The only hiccup we ran into was that the brake lines had some air in them. Sadly, ordering in a bike direct to your home often comes with this kind of trouble, as no manufacturer has total control over shipping and handling. So, it’s hard to ding Urtopia for this, because it happens to incoming bikes all the time. If you’re ordering a bike and are concerned about assembly or tuning, it never hurts to take it to a local bike shop and have them either assemble it or inspect it for you.
But, don’t let this frighten you off. The bike comes with all of the tools you’d need to assemble it yourself, and most of what you’d need for maintenance. It comes in a nice little bag that attaches to the frame, so it’s not hard to always have essential tools with you.
Some Things About Bikes Should Be Boring
One of the most notable things about my brother’s testing and use for getting around one of the biggest campuses in the United States is what he didn’t say. He didn’t call to tell me it was broken. He didn’t tell me that it needed repair after a week. He didn’t have questions about how to use the bike, or anything.
This may be boring to write about, but it’s important that a bike you buy with serious transport in mind is relatively boring and trouble free when it comes to dependability. That’s exactly what he ended up getting: a bike that does the job with no fuss.
Plus, with an e-bike, you can show up to class without being sweaty or out of breath, which is helpful.
But, That Doesn’t Mean Riding Itself Is Boring
While the bike doesn’t make things too interesting as far as keeping it running, it’s still a blast to ride.

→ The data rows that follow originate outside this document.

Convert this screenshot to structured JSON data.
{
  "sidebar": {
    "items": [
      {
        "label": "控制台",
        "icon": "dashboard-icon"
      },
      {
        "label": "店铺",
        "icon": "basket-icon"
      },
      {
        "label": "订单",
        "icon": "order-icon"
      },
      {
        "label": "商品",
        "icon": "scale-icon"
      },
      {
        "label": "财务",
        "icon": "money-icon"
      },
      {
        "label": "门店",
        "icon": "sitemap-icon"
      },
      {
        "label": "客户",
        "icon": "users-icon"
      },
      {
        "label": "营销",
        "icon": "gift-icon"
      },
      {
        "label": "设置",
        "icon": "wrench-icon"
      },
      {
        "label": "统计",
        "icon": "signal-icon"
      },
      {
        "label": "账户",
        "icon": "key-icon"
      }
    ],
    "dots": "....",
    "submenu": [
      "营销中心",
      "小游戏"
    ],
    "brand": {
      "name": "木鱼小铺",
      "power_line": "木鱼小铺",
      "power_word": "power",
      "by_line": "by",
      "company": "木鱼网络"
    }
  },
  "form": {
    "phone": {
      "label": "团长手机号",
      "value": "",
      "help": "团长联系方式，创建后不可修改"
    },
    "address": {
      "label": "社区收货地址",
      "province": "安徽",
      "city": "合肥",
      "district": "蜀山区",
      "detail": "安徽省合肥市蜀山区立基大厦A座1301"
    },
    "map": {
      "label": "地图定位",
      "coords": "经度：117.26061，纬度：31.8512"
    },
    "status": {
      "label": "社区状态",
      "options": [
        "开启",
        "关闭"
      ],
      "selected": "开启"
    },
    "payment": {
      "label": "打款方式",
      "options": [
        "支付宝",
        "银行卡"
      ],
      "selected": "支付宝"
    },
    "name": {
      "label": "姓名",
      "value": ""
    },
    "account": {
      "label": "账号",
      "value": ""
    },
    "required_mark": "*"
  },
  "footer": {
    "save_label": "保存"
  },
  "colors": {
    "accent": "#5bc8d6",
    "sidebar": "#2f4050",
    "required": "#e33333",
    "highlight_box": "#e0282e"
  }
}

There are some wide open spaces in and near campus where my brother had an opportunity to open it up. With a max speed of 20 MPH, it might not sound like a thrill, but apparently it gets up to that speed pretty quickly with its light weight. Plus, you can pedal a bit after the assist cuts out to get some higher top speeds.
All in all, my brother describes the bike as “scary fast,” so it’s got more than enough juice not only for utilitarian transportation use, but also for some fun along the way.
Some Minor Nitpicks
While my brother thoroughly enjoys the bike, he did have a few small things he thinks could use improvement.
The first one was the headlight. It’s a nice light, but for a bike that can go 20 MPH, it’s easy to outrun the lights at night. So, if you want to go fast at night in places without bright street lighting, it’s probably a good idea to invest in some high beams.
Another small thing was that the clamp for the seat post can be a little confusing. He thought he had it tight enough, but it would still slip a little. There wasn’t a torque spec provided, so he had to figure out how tight to go by trial and error until the seat stopped moving. But, that’s what everyone who doesn’t have a torque wrench sitting around has to do.
He also thinks the app, while functional, could use some improvements. But, that’s something Urtopia can do after the sale, so we’ll have to see how that goes.
All images provided by Jennifer Sensiba.